- WORK ITEM
Scan the lines below; pull out those with "this".

[DATA SHOWN Boundary: Start]

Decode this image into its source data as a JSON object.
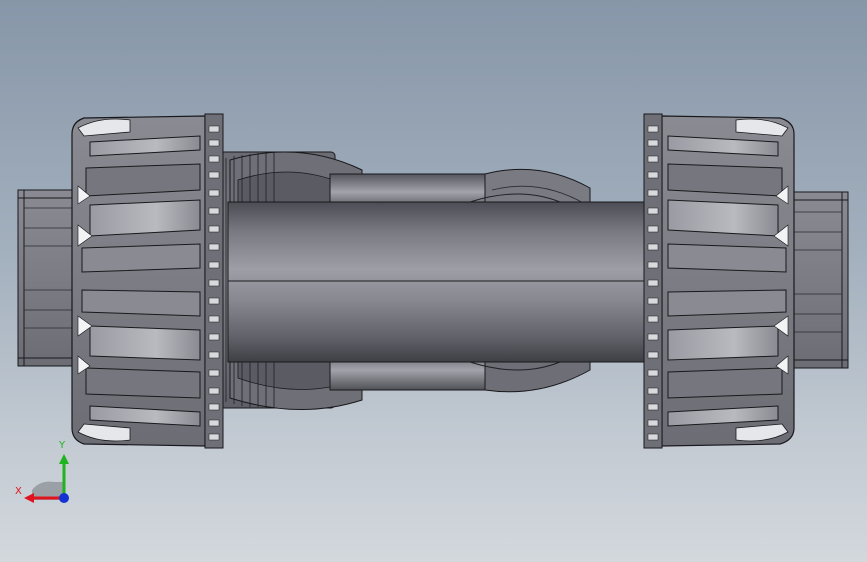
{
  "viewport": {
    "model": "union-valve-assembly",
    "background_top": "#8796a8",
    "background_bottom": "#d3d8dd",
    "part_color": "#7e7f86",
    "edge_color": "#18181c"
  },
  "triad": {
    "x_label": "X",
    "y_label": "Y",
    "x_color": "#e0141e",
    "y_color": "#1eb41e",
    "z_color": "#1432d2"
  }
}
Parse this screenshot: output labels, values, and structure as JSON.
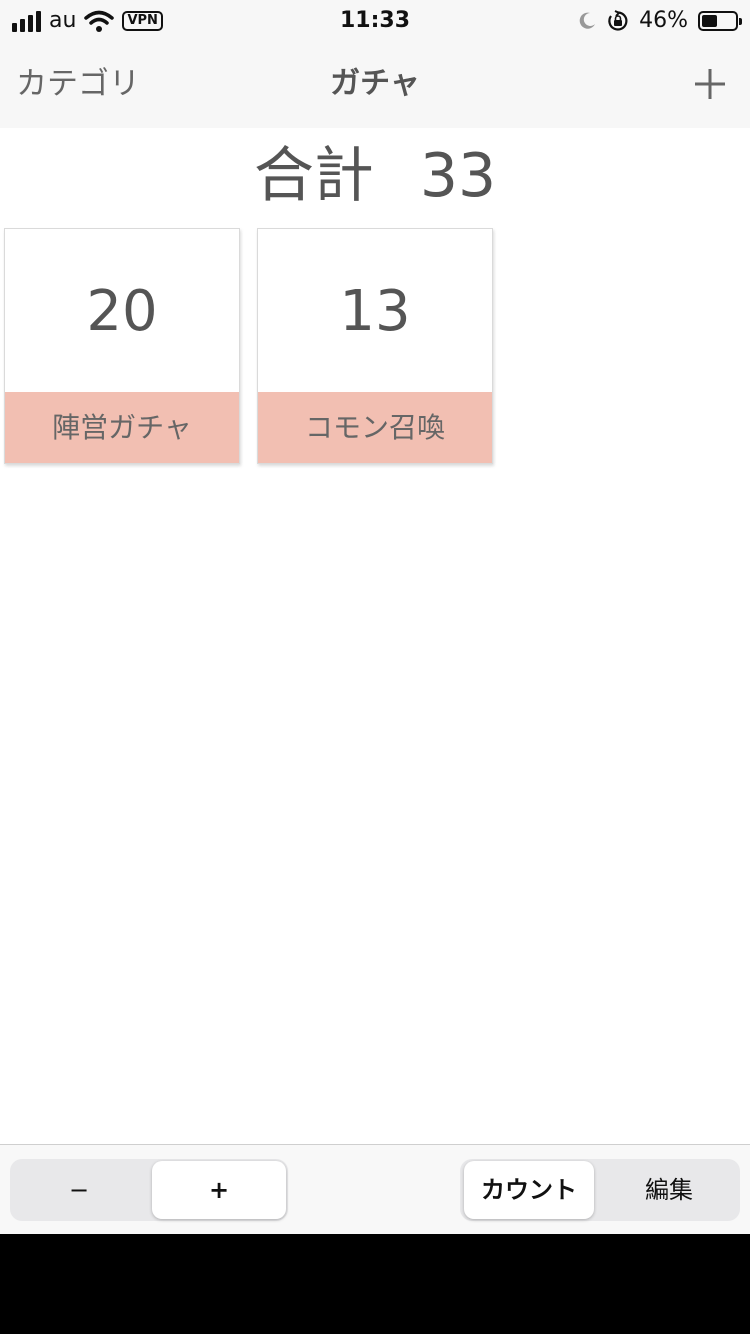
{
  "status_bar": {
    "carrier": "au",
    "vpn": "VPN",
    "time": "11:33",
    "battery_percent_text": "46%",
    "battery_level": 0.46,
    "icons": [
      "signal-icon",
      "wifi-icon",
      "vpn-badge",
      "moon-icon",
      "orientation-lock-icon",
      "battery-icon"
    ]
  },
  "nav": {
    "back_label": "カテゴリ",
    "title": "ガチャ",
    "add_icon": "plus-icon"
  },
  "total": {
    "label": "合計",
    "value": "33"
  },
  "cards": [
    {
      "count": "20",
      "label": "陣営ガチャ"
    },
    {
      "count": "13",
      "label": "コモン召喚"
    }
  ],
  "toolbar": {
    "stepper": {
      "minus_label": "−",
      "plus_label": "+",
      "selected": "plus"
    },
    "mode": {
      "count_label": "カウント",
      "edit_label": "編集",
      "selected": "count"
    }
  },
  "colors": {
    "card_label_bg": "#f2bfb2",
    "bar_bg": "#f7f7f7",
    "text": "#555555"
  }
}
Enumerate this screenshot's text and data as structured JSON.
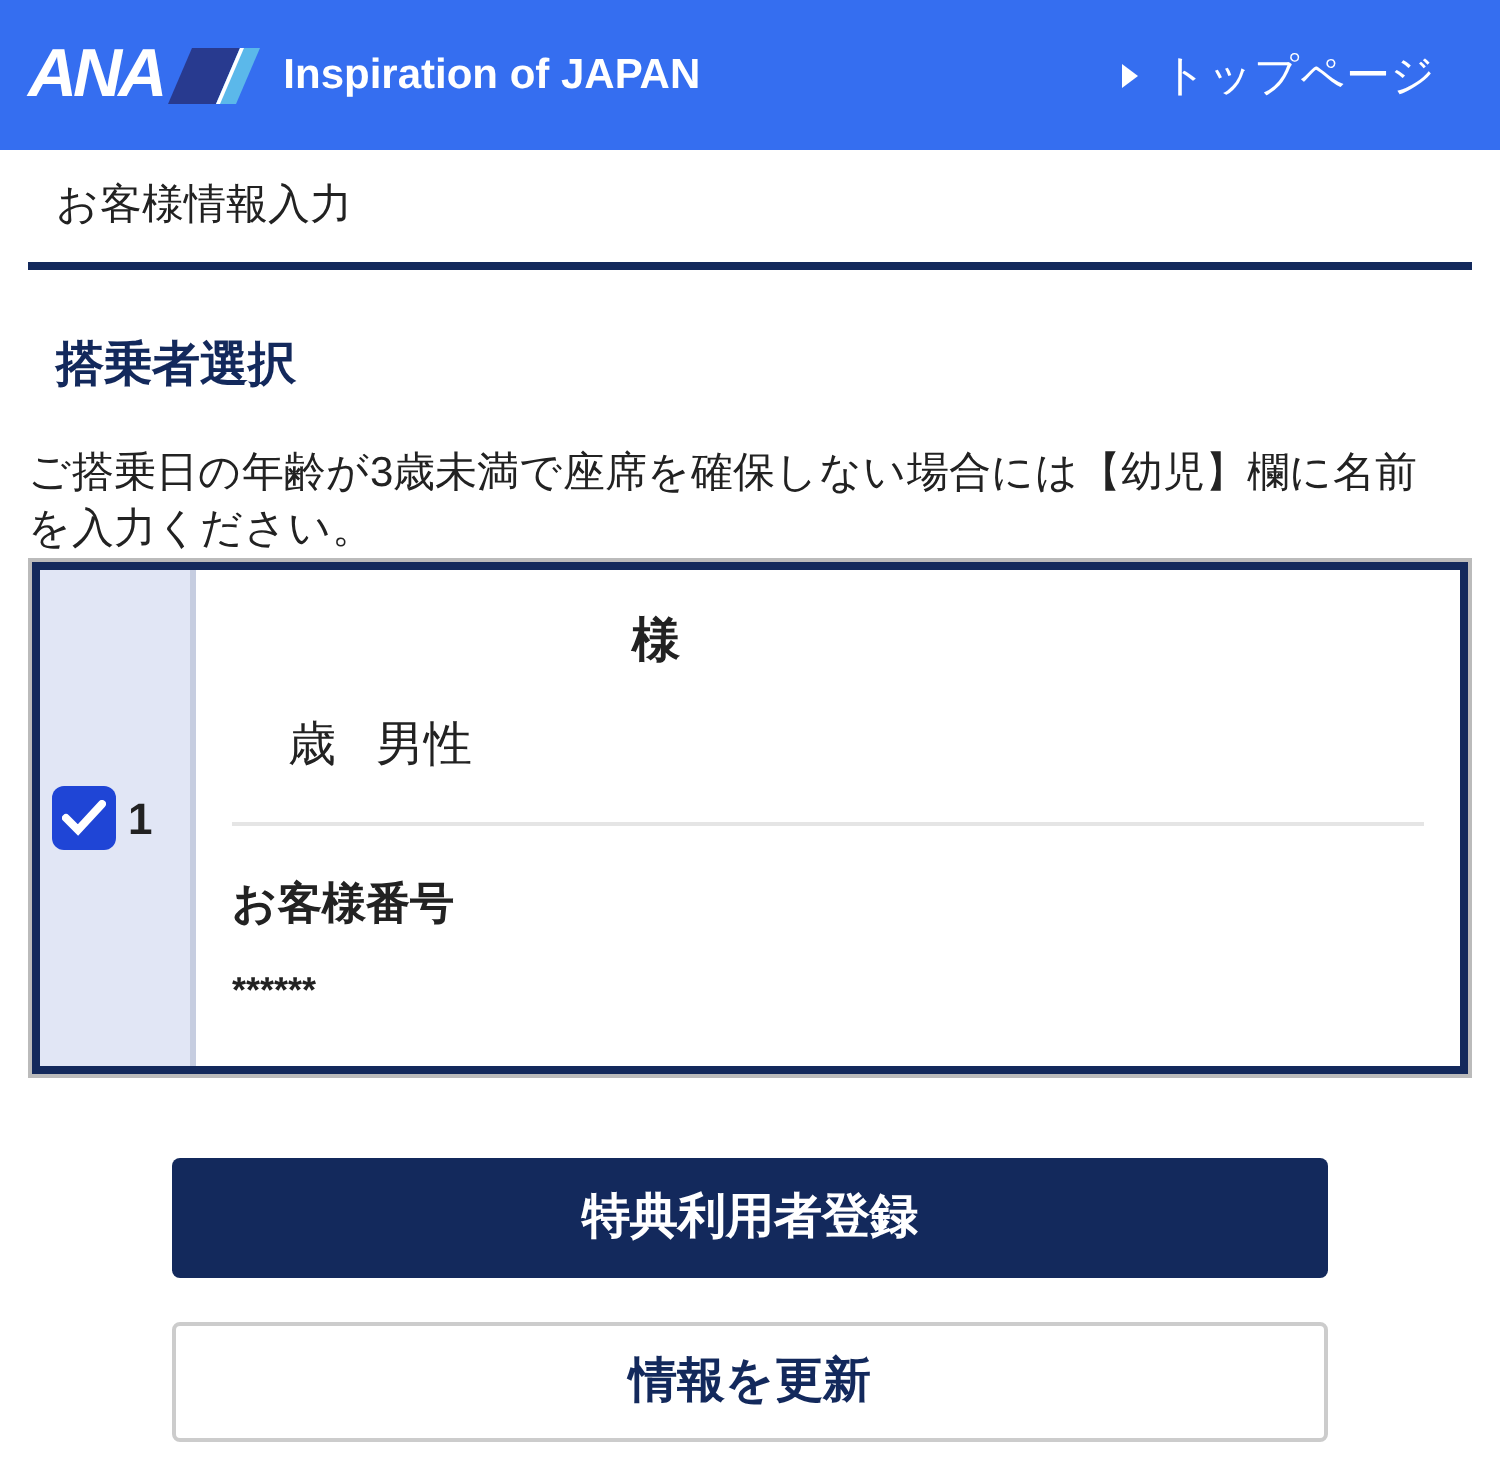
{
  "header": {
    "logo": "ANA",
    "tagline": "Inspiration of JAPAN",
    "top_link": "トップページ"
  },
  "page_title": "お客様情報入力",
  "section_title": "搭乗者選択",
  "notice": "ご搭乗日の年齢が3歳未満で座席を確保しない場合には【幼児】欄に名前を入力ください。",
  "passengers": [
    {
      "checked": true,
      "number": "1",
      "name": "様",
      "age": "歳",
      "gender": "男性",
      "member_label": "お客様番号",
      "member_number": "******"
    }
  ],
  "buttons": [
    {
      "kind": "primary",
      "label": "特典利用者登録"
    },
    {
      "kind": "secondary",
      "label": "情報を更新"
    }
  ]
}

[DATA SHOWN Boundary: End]
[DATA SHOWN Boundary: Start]

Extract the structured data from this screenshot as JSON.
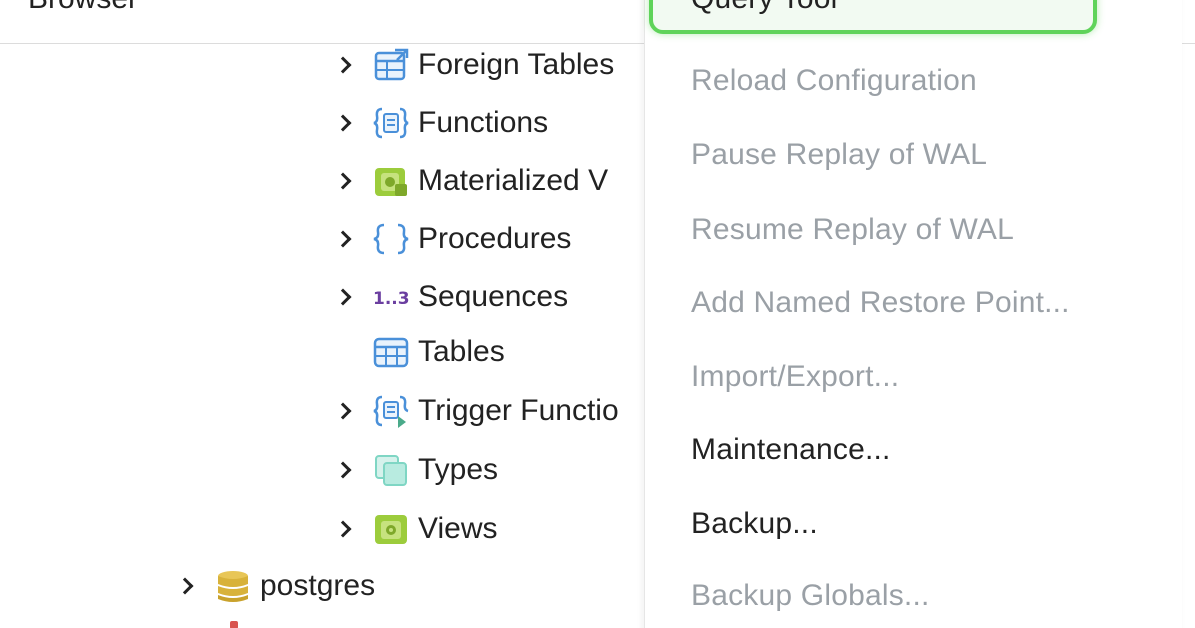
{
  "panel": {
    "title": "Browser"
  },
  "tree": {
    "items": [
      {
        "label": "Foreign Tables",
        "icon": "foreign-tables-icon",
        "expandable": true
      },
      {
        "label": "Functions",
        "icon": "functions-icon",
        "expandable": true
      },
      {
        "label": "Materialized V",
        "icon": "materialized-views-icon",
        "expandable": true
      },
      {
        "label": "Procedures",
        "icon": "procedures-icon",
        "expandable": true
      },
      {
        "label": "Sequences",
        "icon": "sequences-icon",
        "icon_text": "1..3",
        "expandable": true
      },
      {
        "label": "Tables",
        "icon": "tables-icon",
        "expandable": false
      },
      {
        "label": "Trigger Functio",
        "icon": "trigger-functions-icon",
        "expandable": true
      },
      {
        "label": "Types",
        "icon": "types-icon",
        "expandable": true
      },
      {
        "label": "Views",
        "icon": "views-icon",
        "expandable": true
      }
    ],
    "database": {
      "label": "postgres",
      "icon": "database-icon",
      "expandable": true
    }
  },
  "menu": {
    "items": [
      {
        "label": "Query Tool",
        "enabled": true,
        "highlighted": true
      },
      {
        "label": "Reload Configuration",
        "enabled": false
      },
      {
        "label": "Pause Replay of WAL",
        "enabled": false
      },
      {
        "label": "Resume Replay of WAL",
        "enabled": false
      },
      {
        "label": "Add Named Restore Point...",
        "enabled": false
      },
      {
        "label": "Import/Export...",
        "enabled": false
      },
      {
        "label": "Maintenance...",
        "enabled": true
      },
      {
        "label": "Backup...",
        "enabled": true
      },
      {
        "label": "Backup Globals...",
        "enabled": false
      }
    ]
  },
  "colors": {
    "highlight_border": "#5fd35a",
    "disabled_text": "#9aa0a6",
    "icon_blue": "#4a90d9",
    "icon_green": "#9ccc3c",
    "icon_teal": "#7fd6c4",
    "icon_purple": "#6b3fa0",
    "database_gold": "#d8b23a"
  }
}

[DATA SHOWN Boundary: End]

- RESULT OF THE TASK
Decode this image into its source data as a JSON object.
Parse this screenshot: output labels, values, and structure as JSON.
Enumerate this screenshot's text and data as structured JSON.
Extract the structured data from this screenshot as JSON.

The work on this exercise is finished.